STUDY DESIGN: Case report. OBJECTIVE: We describe a patient who developed a myelopathy associated with a noncompressive herniated cervical intervertebral disc at the same level. We provide clinical and radiological evidence that reveals that even though the disc herniation did not compress the spinal cord, it diminished venous blood flow out of the spinal cord, possibly resulting in a venous hypertensive myelopathy (VHM). SETTING: Baltimore, MD, USA. CLINICAL PRESENTATION: A 29-year-old woman developed a cervical radiculopathy, followed by a slowly progressive cervical myelopathy associated with a herniated C5-C6 disc. Magnetic resonance imaging showed a noncompressive disc herniation, a swollen spinal cord with increased T2 signal most prominent at the site of the herniated disc, extending several levels above and below the disc. The patient was diagnosed with acute transverse myelitis (ATM) and was started on IV steroids. However, unlike most cases of transverse myelitis, spinal fluid analysis was noninflammatory. In contrast, several features suggested that the patient instead had VHM. We suggest that the disc herniation resulted in impaired drainage of blood from the spinal cord through compression of the venous plexus near the intervertebral foramen. INTERVENTION: Although the patient did not recover function following high-dose steroid administration, she recovered completely following C5-C6 discectomy and fusion. CONCLUSION: To our knowledge, this is the first report of likely VHM in the absence of a spinal arteriovenous malformation. We suggest that some patients diagnosed with ATM in the setting of extrinsic spinal column abnormalities may actually have a noninflammatory myelopathy associated with impaired spinal venous drainage.
ANd a stunner HERE

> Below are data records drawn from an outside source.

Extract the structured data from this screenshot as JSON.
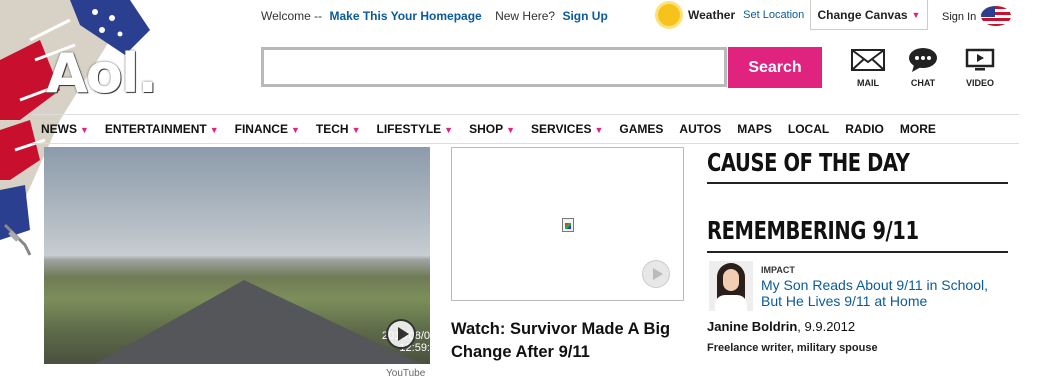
{
  "logo": {
    "text": "Aol."
  },
  "header": {
    "welcome": "Welcome --",
    "homepage_link": "Make This Your Homepage",
    "new_here": "New Here?",
    "signup": "Sign Up",
    "weather_label": "Weather",
    "weather_link": "Set Location",
    "change_canvas": "Change Canvas",
    "sign_in": "Sign In"
  },
  "search": {
    "value": "",
    "button": "Search"
  },
  "utilities": [
    {
      "label": "MAIL",
      "icon": "mail-icon"
    },
    {
      "label": "CHAT",
      "icon": "chat-icon"
    },
    {
      "label": "VIDEO",
      "icon": "video-icon"
    }
  ],
  "nav": [
    {
      "label": "NEWS",
      "dropdown": true
    },
    {
      "label": "ENTERTAINMENT",
      "dropdown": true
    },
    {
      "label": "FINANCE",
      "dropdown": true
    },
    {
      "label": "TECH",
      "dropdown": true
    },
    {
      "label": "LIFESTYLE",
      "dropdown": true
    },
    {
      "label": "SHOP",
      "dropdown": true
    },
    {
      "label": "SERVICES",
      "dropdown": true
    },
    {
      "label": "GAMES",
      "dropdown": false
    },
    {
      "label": "AUTOS",
      "dropdown": false
    },
    {
      "label": "MAPS",
      "dropdown": false
    },
    {
      "label": "LOCAL",
      "dropdown": false
    },
    {
      "label": "RADIO",
      "dropdown": false
    },
    {
      "label": "MORE",
      "dropdown": false
    }
  ],
  "video": {
    "timestamp_line1": "2011/08/0",
    "timestamp_line2": "12:59:",
    "source": "YouTube"
  },
  "feature": {
    "headline": "Watch: Survivor Made A Big Change After 9/11"
  },
  "right": {
    "cause_heading": "CAUSE OF THE DAY",
    "remember_heading": "REMEMBERING 9/11",
    "category": "IMPACT",
    "story_title": "My Son Reads About 9/11 in School, But He Lives 9/11 at Home",
    "author_name": "Janine Boldrin",
    "author_date": ", 9.9.2012",
    "author_role": "Freelance writer, military spouse"
  },
  "colors": {
    "accent": "#e0237e",
    "link": "#0a5a9c"
  }
}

Diagnosis of venous circulation disorders in the cervical portion of the spine and spinal cord using selective phlebography]
[Article in Russian]
Ogleznev KO, Tsuladze II.
Selective phlebography of the major branches of the vena cava superior, supplemented, if necessary, by selective catheterization of the spinal vein, was employed to study the disorders in the cervical section of the spine and cord. Twenty-five patients with myelopathies of obscure origin were examined. The main symptoms were stenoses and atresias of the orifices of the internal jugular veins and compression and stenoses of the brachiocephalic trunks. The possibility of a reverse venous blood stream from the nonspinal veins to the epidural ones and backward was confirmed. Therefore, a disorder of the venous outflow from the spinal channel, on the one hand, and intensification of the venous blood inflow, on the other, may develop under certain conditions, resulting in intrachannel hypertension. Eight patients with pathologic changes in the veins (decompressions and angiolysis) were operated on.
These people had myelopathies caused by venous backflow............ that were fixed after surgery to relieve the atresia (blockage from being formed wierdly) or stenosis (another kind of blockage).
anyone hanging out on this forum knows this is exactly what we are talking about here. 1993. Not specifically MS but "myelopathies of unknown origin"HERE
Spinal cord oedema due to venous stasis.
F C Henderson
H A Crockard
J M Stevens
Department of Surgical Neurology, National Hospital for Neurology and Neurosurgery, London, UK.
Venous hypertension and stagnant hypoxia in the human spinal cord are poorly understood. We report a case in which a partial Brown-SÃ©quard syndrome resulted from obstruction of venous drainage on one side of the spinal cord. Neurological deterioration and eventual recovery paralleled the formation and clearance of oedema. The clinical and MRI findings support the contention that spinal cord injury arising as a result of obstruction to venous outflow occurs primarily in the white matter, spreading secondarily to the grey matter, and observations that obstruction of venous flow in the high cervical spinal cord results in changes in the lower cervical cord. MedlineID:
Primarily in the white matter----secondarily to the grey matter.....
is this fun or what?